Colin Kaepernick’s Case Against the NFL
- Oct 18, 2017
I’m a big San Francisco 49ers fan. I suffered through the 2000s, enjoyed three years of playoff football, and watched as the team crashed harder than any other franchise in recent history. Paralleling that crash was Colin Kaepernick’s career trajectory. Kaepernick went from starting in a Super Bowl to out of a job within a few years.
And yet, Kaepernick remains one of the most talked about football players in the nation. He’s received a tremendous amount of press coverage for his decision to kneel during the national anthem — a form of protest against police brutality and racism that has subsequently become a focal point of this NFL season. Kaepernick’s saga is still unfolding, as just days ago he filed a grievance against the NFL alleging that NFL owners colluded to prevent him from playing in the league.

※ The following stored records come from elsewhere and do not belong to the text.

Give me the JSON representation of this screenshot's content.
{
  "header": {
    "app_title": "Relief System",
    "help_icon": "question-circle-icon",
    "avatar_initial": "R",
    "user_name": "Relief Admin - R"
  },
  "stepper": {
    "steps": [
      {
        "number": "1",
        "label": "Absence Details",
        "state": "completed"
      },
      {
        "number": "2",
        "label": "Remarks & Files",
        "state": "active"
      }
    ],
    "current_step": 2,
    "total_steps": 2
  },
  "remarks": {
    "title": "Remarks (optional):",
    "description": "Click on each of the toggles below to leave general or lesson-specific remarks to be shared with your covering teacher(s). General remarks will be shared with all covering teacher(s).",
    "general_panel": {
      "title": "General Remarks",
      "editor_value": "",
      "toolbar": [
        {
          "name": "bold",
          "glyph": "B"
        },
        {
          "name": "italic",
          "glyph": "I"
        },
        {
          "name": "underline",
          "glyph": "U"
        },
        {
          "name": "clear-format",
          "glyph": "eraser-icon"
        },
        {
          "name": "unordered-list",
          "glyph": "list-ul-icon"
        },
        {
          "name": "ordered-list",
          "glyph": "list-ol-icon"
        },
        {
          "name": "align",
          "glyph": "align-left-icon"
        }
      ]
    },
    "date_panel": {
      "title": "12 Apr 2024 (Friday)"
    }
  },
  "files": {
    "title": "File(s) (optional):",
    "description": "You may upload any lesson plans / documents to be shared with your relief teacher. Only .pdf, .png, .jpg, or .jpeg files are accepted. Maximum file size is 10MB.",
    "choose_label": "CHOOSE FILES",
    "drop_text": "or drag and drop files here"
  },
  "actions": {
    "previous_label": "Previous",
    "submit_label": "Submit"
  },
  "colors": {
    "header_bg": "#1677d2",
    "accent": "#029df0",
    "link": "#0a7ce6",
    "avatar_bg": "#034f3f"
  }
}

Now, to be clear, I’m not going to add to the polarizing discourse on protesting during the national anthem. This post is going to focus on the legal issues implicated by Kaepernick’s grievance.
Kaepernick’s claims that the owner violated Article 17 of the Collective Bargaining Agreement entered into by the NFL and the NFL Players Association. Article 17 prohibits any team and its employees from colluding to prevent negotiations or employment of a player. Kaepernick brought his grievance under Article 15, which requires alleged violations of Article 17 be brought before an arbitrator.

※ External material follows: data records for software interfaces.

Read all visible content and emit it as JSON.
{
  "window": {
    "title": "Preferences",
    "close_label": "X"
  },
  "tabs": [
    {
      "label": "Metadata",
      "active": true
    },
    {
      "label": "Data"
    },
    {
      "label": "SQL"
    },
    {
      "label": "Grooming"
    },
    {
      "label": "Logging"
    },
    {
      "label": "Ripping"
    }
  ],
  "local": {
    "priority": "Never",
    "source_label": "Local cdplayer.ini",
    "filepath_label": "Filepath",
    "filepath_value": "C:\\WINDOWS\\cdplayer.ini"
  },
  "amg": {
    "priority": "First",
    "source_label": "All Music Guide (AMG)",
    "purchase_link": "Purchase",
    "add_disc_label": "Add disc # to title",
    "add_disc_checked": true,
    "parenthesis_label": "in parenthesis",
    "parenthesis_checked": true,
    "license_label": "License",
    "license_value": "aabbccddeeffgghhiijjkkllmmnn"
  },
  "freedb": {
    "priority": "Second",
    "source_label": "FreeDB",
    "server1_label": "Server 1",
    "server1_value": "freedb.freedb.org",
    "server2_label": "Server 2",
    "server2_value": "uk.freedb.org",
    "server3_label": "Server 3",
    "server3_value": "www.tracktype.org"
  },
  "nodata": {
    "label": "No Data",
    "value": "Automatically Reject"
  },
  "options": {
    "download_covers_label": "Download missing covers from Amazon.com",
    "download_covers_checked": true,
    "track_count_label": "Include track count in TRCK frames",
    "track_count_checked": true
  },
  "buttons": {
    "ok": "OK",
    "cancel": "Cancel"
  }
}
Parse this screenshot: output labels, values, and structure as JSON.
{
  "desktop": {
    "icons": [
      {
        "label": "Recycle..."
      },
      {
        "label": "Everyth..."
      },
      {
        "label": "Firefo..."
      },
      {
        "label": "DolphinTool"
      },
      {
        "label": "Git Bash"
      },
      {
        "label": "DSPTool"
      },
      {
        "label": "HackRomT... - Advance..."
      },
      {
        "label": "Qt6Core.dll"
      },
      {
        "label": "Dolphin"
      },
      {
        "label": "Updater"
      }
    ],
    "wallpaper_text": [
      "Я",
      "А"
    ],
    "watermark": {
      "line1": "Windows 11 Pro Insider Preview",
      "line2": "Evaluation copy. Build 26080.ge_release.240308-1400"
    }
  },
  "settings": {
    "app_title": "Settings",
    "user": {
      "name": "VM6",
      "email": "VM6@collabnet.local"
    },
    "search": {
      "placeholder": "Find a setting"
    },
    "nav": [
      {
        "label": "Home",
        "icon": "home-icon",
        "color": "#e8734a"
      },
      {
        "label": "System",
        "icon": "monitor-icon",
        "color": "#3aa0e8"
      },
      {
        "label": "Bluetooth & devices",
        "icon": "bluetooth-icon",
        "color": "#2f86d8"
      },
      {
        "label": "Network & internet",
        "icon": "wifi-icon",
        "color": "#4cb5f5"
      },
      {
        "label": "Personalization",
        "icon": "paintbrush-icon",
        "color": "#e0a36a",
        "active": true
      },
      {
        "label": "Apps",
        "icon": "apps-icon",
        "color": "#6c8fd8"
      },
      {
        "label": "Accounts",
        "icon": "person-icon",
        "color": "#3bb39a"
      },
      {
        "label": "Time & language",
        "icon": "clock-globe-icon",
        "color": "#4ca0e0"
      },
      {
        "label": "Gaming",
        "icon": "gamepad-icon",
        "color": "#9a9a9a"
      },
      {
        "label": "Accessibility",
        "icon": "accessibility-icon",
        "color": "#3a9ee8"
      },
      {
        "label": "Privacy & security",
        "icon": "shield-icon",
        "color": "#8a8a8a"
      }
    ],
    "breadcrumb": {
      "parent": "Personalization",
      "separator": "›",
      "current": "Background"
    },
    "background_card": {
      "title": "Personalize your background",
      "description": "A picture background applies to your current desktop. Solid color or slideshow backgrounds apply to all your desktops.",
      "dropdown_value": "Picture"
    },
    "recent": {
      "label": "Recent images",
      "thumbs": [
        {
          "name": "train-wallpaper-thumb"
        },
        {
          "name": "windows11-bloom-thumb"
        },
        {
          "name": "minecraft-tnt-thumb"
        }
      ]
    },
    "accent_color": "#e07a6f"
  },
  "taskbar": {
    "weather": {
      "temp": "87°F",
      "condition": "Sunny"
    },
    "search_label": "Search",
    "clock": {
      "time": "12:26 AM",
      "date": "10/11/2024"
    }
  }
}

Let’s try to unpack those topics a little bit. In order to prove collusion under the CBA, there must be evidence of an agreement between one team and either the NFL or another club that influences an individual team’s decision making. Past examples of collusion are things like MLB teams deciding not to hire black players prior to 1947.
Proving such an agreement is very difficult. Barry Bonds tried to allege collusion after he failed to get a job in the season following his becoming the all-time leader in home runs. The arbitrator to that case said he didn’t have enough evidence of an agreement between the teams. Kaepernick is a solid starting quarterback — I’d put him easily in the top 20 quarterbacks in the league — but he’s a far cry from the statistical dominance of Barry Bonds. Basically, if he doesn’t have some sort of “smoking gun” evidence, this is going to be a tough case for him to win.
As noted above, all of this will be heard by a neutral arbitrator. Arbitration is a form of alternative dispute resolution, which does not implicate the formal judicial process. The parties present evidence to the arbitrator, and he or she renders a decision. The decision carries a lot of deference in the court system, since the arbitrator actually heard the parties’ arguments. It is often cheaper and less time consuming than going to the courts, so most collective bargaining schemes require arbitration.
What About Free Speech?
One topic you won’t see here is the 1st Amendment. As I wrote a couple weeks ago, private employees don’t really have any recourse against private employers for so-called free speech violations. Thus, the crux of this case is going to be whether Kaepernick can present hard proof of an agreement between owners to blackball him rather than deciding it doesn’t make business sense to sign him.
I’m a little sad the only way I got to talk about Barry Bonds and Colin Kaepernick in one post was to focus on their efforts to prove collusion. There’s really not much else to say about anything relating the 49ers or Giants right now, alas, but hey, at least there’s the Warriors!
Search the Blog
General LSAT Advice Two Truths About Retaking
General LSAT Advice Understanding Your LSAT Score: The "Curve," Explained
General LSAT Advice How is an LSAT score calculated?
Free LSAT Practice Account
Take a free practice LSAT, get a detailed score report and explanatory videos, and learn your odds of getting into your dream school just by checking out our FREE LSAT resources.Learn More